DPP PUSHES FOR EARLY RETIREMENT
EMBATTLED Director of Public Prosecutions (DPP), Leaba Thetsane (pictured) (King’s Counsel), has made a proposal to the government for early retirement to avoid a forced leave and a dishonourable exit.
Advocate Thetsane has made the proposal after resisting being placed on involuntary leave pending dismissal earlier this month by the Prime Minister Thomas Thabane-led government.
Sources close to the matter told the Sunday Express that the government was determined to see the back of Advocate Thetsane since he was seen as an obstacle to its ongoing prosecution of people accused of committing serious crimes.
The DPP is mandated with the prosecution of criminal offences.
The government has made no secret of its discontent with Adv Thetsane, with Acting Police Commissioner Holomo Molibeli accusing the DPP of purposely failing to oppose the granting of bail to murder accused former Defence minister Tšeliso Mokhosi earlier this month.
Mr Mokhosi was charged with murdering Police Constable Mokalekale ( PC) Khetheng along with four police officers. He has since fled the country citing an assassination plot.
Even though Adv Thetsane is scheduled to retire next year upon reaching the 60-year mandatory retirement age, it would be too late for the government which has committed to bring to book perpetrators of unsolved crimes in the preceding years, the sources said.
“So far, it looks like the two par- ties are eager to meet each other half-way but the government really wants him out of the picture as he is seen as an obstacle to government’s mission to prosecute major criminal cases,” another source said.
“Ntate Thetsane has since made a proposal to the government that he be allowed to take leave pending his retirement in 2018 and the ministry is deliberating on the matter.”
Law and Constitutional Affairs Minister Principal Secretary, ‘ Mole Khumalo, confirmed the development to this publication.
“The ministry is considering the proposal made by Ntate Thetsane and will get back to Ntate Thetsane once a decision has been made,” Adv Khumalo curtly said.
Adv Thetsane refused to comment on the matter when contacted last week, saying he does not give interviews to the media.
There has been no love lost between Adv Thetsane and Dr Thabane’s two coalition governments. Dr Thabane’s first tripartite coalition government — which was in power from June 2012 to March 2015 — retired Adv Thetsane and Attorney-General Tšokolo Makhethe (KC) in 2014.

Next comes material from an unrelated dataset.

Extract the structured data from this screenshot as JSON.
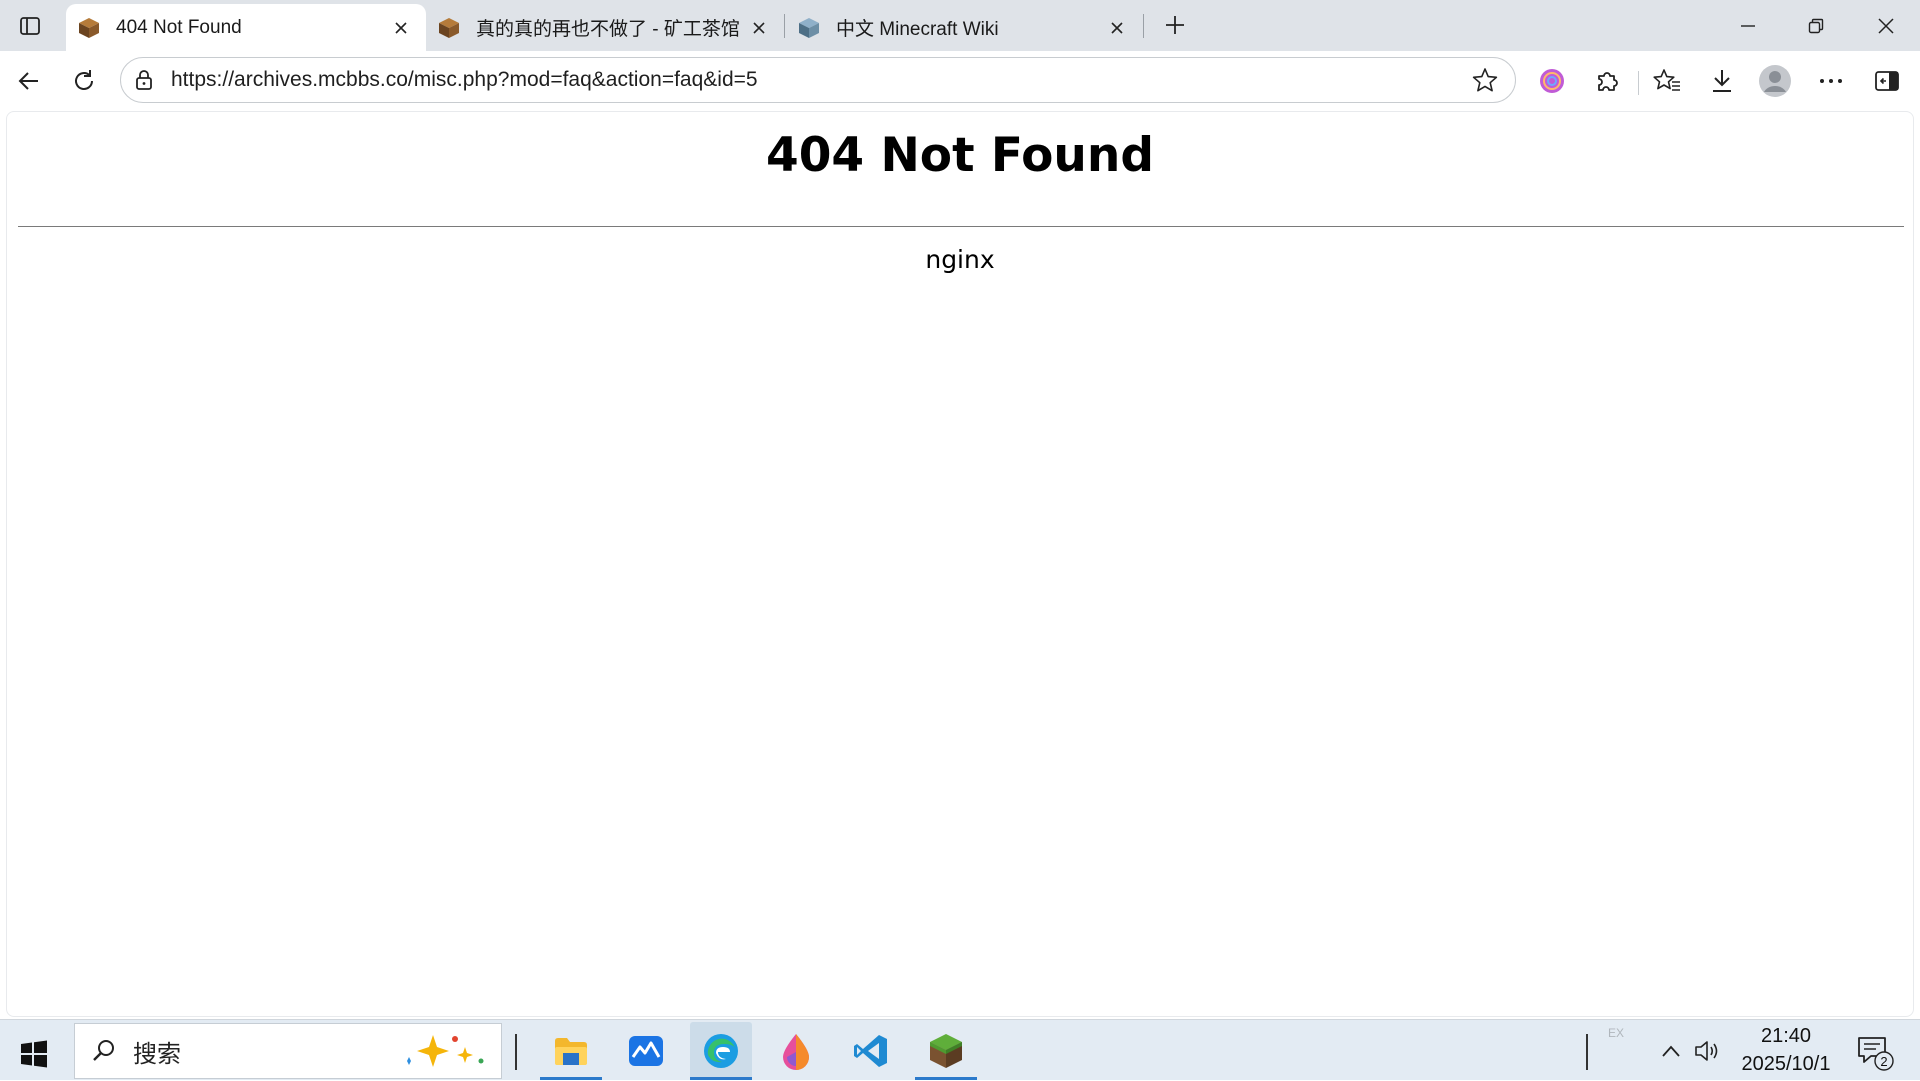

The first coalition government consisted of Dr Thabane’s All Basotho Convention ( ABC), Lesotho Congress for Democracy (LCD) and Basotho National Party (BNP).
Advocates Thetsane and Makhethe successfully challenged the retirement and were reinstated. Adv Makhethe eventually retired in August this year, ahead of reaching the 60-year mandatory retirement age on 13 November.
After losing power following the 28 February 2015 National Assembly elections, the ABC, BNP and Reformed Congress of Lesotho (RCL) accused Adv Thetsane of being biased in favour of the seven-party governing coalition that was led by then premier Pakalitha Mosisili.
The parties accused Adv Thetsane of protecting officials of the Dr Mosisili-led government from prosecution, while going after opposition leaders. The DPP had rubbished the allegations at the time, saying he was not interested in what the parties had to say.
Dr Thabane returned to power after the Dr Mosisili-led administration lost the 3 June 2017 National Assembly elections. Dr Thabane’s ABC cobbled together seats with the Alliance of Democrats, BNP and RCL.
Since its installation, the government has aggressively prosecuted suspects in various crimes, including the killing of PC Khetheng.
PC Khetheng died under mysterious circumstances after being arrested by his colleagues at a traditional feast in Sebothoane, Leribe on 25 March 2016.
Acting Commissioner Molibeli recently accused Adv Thetsane of working at cross purposes with the police.
“. . . it is very frustrating to see that there is somebody who is always ready to release the suspects once they have been brought before the courts of law,” he said.
“There is somebody who is busy releasing suspects at the courts of law after we have laboured to investigate them. Each time we oppose bail citing the concern that the suspects are flight risks, he releases them.”